Nonetheless, their high durability and efficiency make them ideal for material processing industries.
Reactive Ball Mills
This type includes the introduction of hydrogen gas which reacts with the material and enhances the attrition process.
These mills are similar to horizontal ball mills, but the additional requirement of hydrogen gas increases their running costs.
Although less common, they are also used in different industries like mining.
Based On Load Capacity/Size
There are two different types of ball mills based on the load capacity aspect.
Industrial Ball Mills
These ball mills have multiple drums interlinked to ensure thorough grinding and enable bulk production. This type can have any configuration or orientation.
Their high cost and greater space requirement make them more common in large-scale industries.
They are commonly used in factories or manufacturing plants, e.g., ceramic factories, cement plants, etc.
Planetary Ball Mills
This mill is a portable and lightweight modified version of vertical ball mills containing small milling balls.
Their portability and cheaper overall cost make them useful in research laboratories or small manufacturing plants.
Materials sciences laboratories often use these machines for teaching and experimentation purposes.
Based On the Discharge Mechanism
There are two types of ball mills when considering the discharge mechanism.
This type consists of at least one steel grater, which acts as a sieve and only lets finely powdered particles through the outlet section.
The remaining oversized particles are forced to undergo milling until they are adequately ground.
This configuration is commonly found in all horizontal ball mills. Other configurations like the vibratory and vertical mills also use similar mechanisms to filter large particles to grind them further.
Generally, this modification is found in all modern ball mills.
This ball mill type allows a natural overflow of finely powdered material through the outlet section when the material volume exceeds.
Its mechanism is analogous to how water overflows from a tub after filling it up.
This type does not use a suction system which cuts down the cost, but this makes this ball mill more time-consuming due to a slower rate of material transportation.
These mills are rarely used in the industry nowadays.
Wet Ball Milling Vs. Dry Ball Milling

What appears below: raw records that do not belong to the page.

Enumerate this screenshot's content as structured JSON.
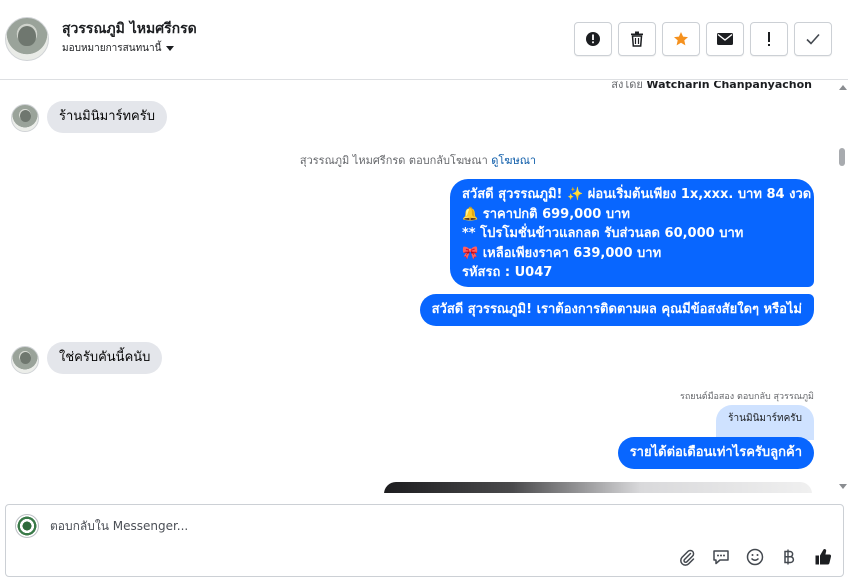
{
  "header": {
    "contact_name": "สุวรรณภูมิ ไหมศรีกรด",
    "assign_label": "มอบหมายการสนทนานี้"
  },
  "toolbar": {
    "buttons": [
      {
        "name": "alert-icon",
        "glyph": "●"
      },
      {
        "name": "trash-icon",
        "glyph": "🗑"
      },
      {
        "name": "star-icon",
        "glyph": "★"
      },
      {
        "name": "envelope-icon",
        "glyph": "✉"
      },
      {
        "name": "exclamation-icon",
        "glyph": "!"
      },
      {
        "name": "check-icon",
        "glyph": "✓"
      }
    ]
  },
  "thread": {
    "top_cut": {
      "prefix": "ส่งโดย",
      "sender": "Watcharin Chanpanyachon"
    },
    "msg1": "ร้านมินิมาร์ทครับ",
    "ad_note": {
      "text": "สุวรรณภูมิ ไหมศรีกรด ตอบกลับโฆษณา",
      "link": "ดูโฆษณา"
    },
    "promo_lines": [
      "สวัสดี สุวรรณภูมิ! ✨  ผ่อนเริ่มต้นเพียง 1x,xxx. บาท 84 งวด",
      "🔔 ราคาปกติ 699,000 บาท",
      "** โปรโมชั่นข้าวแลกลด รับส่วนลด 60,000 บาท",
      "🎀  เหลือเพียงราคา 639,000 บาท",
      " รหัสรถ : U047"
    ],
    "followup": "สวัสดี สุวรรณภูมิ! เราต้องการติดตามผล คุณมีข้อสงสัยใดๆ หรือไม่",
    "msg2": "ใช่ครับคันนี้คนับ",
    "reply_meta": "รถยนต์มือสอง ตอบกลับ สุวรรณภูมิ",
    "reply_quote": "ร้านมินิมาร์ทครับ",
    "reply_text": "รายได้ต่อเดือนเท่าไรครับลูกค้า"
  },
  "composer": {
    "placeholder": "ตอบกลับใน Messenger...",
    "icons": [
      "paperclip-icon",
      "speech-bubble-icon",
      "emoji-icon",
      "baht-icon",
      "thumbs-up-icon"
    ]
  },
  "colors": {
    "accent": "#0866ff",
    "incoming_bubble": "#e4e6eb",
    "star": "#f5911e"
  }
}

Wet ball milling utilizes a slurry of water or anhydrous ethanol to move and carry the milling material in and out of the drum. In contrast, dry ball milling does not use any liquid medium.

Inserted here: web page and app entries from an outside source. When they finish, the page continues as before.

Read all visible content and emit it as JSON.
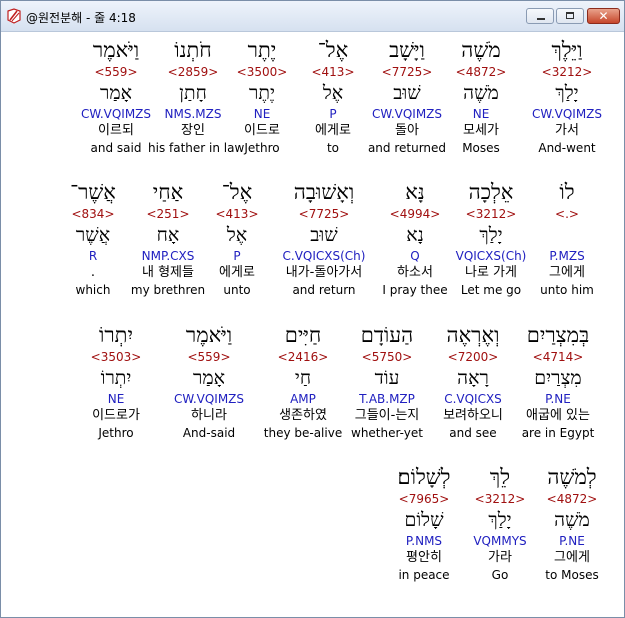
{
  "window": {
    "title": "@원전분해 - 줄 4:18",
    "close_label": "✕"
  },
  "rows": [
    {
      "words": [
        {
          "heb": "וַיֵּלֶךְ",
          "strong": "<3212>",
          "lemma": "יָלַךְ",
          "morph": "CW.VQIMZS",
          "kor": "가서",
          "eng": "And-went",
          "selected": true
        },
        {
          "heb": "מֹשֶׁה",
          "strong": "<4872>",
          "lemma": "מֹשֶׁה",
          "morph": "NE",
          "kor": "모세가",
          "eng": "Moses"
        },
        {
          "heb": "וַיָּשָׁב",
          "strong": "<7725>",
          "lemma": "שׁוּב",
          "morph": "CW.VQIMZS",
          "kor": "돌아",
          "eng": "and returned"
        },
        {
          "heb": "אֶל־",
          "strong": "<413>",
          "lemma": "אֶל",
          "morph": "P",
          "kor": "에게로",
          "eng": "to"
        },
        {
          "heb": "יֶתֶר",
          "strong": "<3500>",
          "lemma": "יֶתֶר",
          "morph": "NE",
          "kor": "이드로",
          "eng": "Jethro"
        },
        {
          "heb": "חֹתְנוֹ",
          "strong": "<2859>",
          "lemma": "חָתַן",
          "morph": "NMS.MZS",
          "kor": "장인",
          "eng": "his father in law"
        },
        {
          "heb": "וַיֹּאמֶר",
          "strong": "<559>",
          "lemma": "אָמַר",
          "morph": "CW.VQIMZS",
          "kor": "이르되",
          "eng": "and said"
        }
      ]
    },
    {
      "words": [
        {
          "heb": "לוֹ",
          "strong": "<.>",
          "lemma": "",
          "morph": "P.MZS",
          "kor": "그에게",
          "eng": "unto him"
        },
        {
          "heb": "אֵלְכָה",
          "strong": "<3212>",
          "lemma": "יָלַךְ",
          "morph": "VQICXS(Ch)",
          "kor": "나로 가게",
          "eng": "Let me go"
        },
        {
          "heb": "נָּא",
          "strong": "<4994>",
          "lemma": "נָא",
          "morph": "Q",
          "kor": "하소서",
          "eng": "I pray thee"
        },
        {
          "heb": "וְאָשׁוּבָה",
          "strong": "<7725>",
          "lemma": "שׁוּב",
          "morph": "C.VQICXS(Ch)",
          "kor": "내가-돌아가서",
          "eng": "and return"
        },
        {
          "heb": "אֶל־",
          "strong": "<413>",
          "lemma": "אֶל",
          "morph": "P",
          "kor": "에게로",
          "eng": "unto"
        },
        {
          "heb": "אַחַי",
          "strong": "<251>",
          "lemma": "אָח",
          "morph": "NMP.CXS",
          "kor": "내 형제들",
          "eng": "my brethren"
        },
        {
          "heb": "אֲשֶׁר־",
          "strong": "<834>",
          "lemma": "אֲשֶׁר",
          "morph": "R",
          "kor": ".",
          "eng": "which"
        }
      ]
    },
    {
      "words": [
        {
          "heb": "בְּמִצְרַיִם",
          "strong": "<4714>",
          "lemma": "מִצְרַיִם",
          "morph": "P.NE",
          "kor": "애굽에 있는",
          "eng": "are in Egypt"
        },
        {
          "heb": "וְאֶרְאֶה",
          "strong": "<7200>",
          "lemma": "רָאָה",
          "morph": "C.VQICXS",
          "kor": "보려하오니",
          "eng": "and see"
        },
        {
          "heb": "הַעוֹדָם",
          "strong": "<5750>",
          "lemma": "עוֹד",
          "morph": "T.AB.MZP",
          "kor": "그들이-는지",
          "eng": "whether-yet"
        },
        {
          "heb": "חַיִּים",
          "strong": "<2416>",
          "lemma": "חַי",
          "morph": "AMP",
          "kor": "생존하였",
          "eng": "they be-alive"
        },
        {
          "heb": "וַיֹּאמֶר",
          "strong": "<559>",
          "lemma": "אָמַר",
          "morph": "CW.VQIMZS",
          "kor": "하니라",
          "eng": "And-said"
        },
        {
          "heb": "יִתְרוֹ",
          "strong": "<3503>",
          "lemma": "יִתְרוֹ",
          "morph": "NE",
          "kor": "이드로가",
          "eng": "Jethro"
        }
      ]
    },
    {
      "words": [
        {
          "heb": "לְמֹשֶׁה",
          "strong": "<4872>",
          "lemma": "מֹשֶׁה",
          "morph": "P.NE",
          "kor": "그에게",
          "eng": "to Moses"
        },
        {
          "heb": "לֵךְ",
          "strong": "<3212>",
          "lemma": "יָלַךְ",
          "morph": "VQMMYS",
          "kor": "가라",
          "eng": "Go"
        },
        {
          "heb": "לְשָׁלוֹם׃",
          "strong": "<7965>",
          "lemma": "שָׁלוֹם",
          "morph": "P.NMS",
          "kor": "평안히",
          "eng": "in peace"
        }
      ]
    }
  ]
}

|Parameter||Wet Ball Milling||Dry Ball Milling|
|Electricity consumption||Relatively lower||Relatively higher|
|Applicable Materials||Insoluble materials||All materials|
Difference between wet and dry ball milling processes

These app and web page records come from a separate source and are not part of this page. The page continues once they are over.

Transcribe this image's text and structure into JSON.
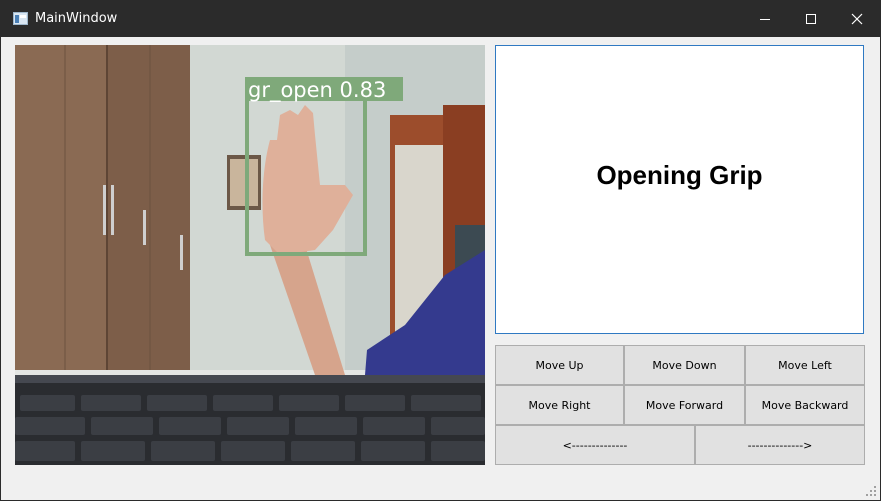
{
  "window": {
    "title": "MainWindow",
    "controls": {
      "minimize_icon": "minimize-icon",
      "maximize_icon": "maximize-icon",
      "close_icon": "close-icon"
    }
  },
  "camera_feed": {
    "detection_label": "gr_open 0.83",
    "detection_box_color": "#7fa97a"
  },
  "status_panel": {
    "text": "Opening Grip",
    "border_color": "#2f79c2"
  },
  "controls": {
    "move_up": "Move Up",
    "move_down": "Move Down",
    "move_left": "Move Left",
    "move_right": "Move Right",
    "move_forward": "Move Forward",
    "move_backward": "Move Backward",
    "prev_arrow": "<--------------",
    "next_arrow": "-------------->"
  }
}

The power consumption in wet ball milling is lower due to more efficient grinding and blending even at lower RPMs.
Wet ball milling is suitable for insoluble materials like copper ores, iron ores, phosphate ores, etc., whereas dry ball milling is preferable for materials vulnerable to water contamination, like cement and marble.
Dry ball milling has a noisier operation, and the finely powdered material might leak from the drum inlet and exit ports and diffuse into the surrounding air, causing air pollution. This is not the case in wet ball milling.
Furthermore, the slurry in wet ball mills absorbs the heat dissipated during the milling process, ensuring that the heat is not released into the surrounding air.
Based on these factors, wet ball milling is comparatively more eco-friendly than dry ball milling.
However, the presence of a liquid medium results in various maintenance issues, increasing the overall cost of wet ball milling.
Frequently Asked Questions (FAQ)
How is a ball mill cleaned?
A ball mill is cleaned by pouring an alcohol-based cleaning solvent into the milling drum and rotating it for about 5 minutes. This step is repeated about three times, after which cotton or cellulose paper is used for drying and wiping the inner surface.
Can glass undergo ball milling?
Yes, glass can undergo ball milling, but the contamination of air with glass dust can cause static discharge. Therefore, it is important to follow the safety procedures when ball-milling glass.
What is the capacity of industrial ball mills?
Industrial ball mills usually have a capacity of 10 to 25 tons per hour.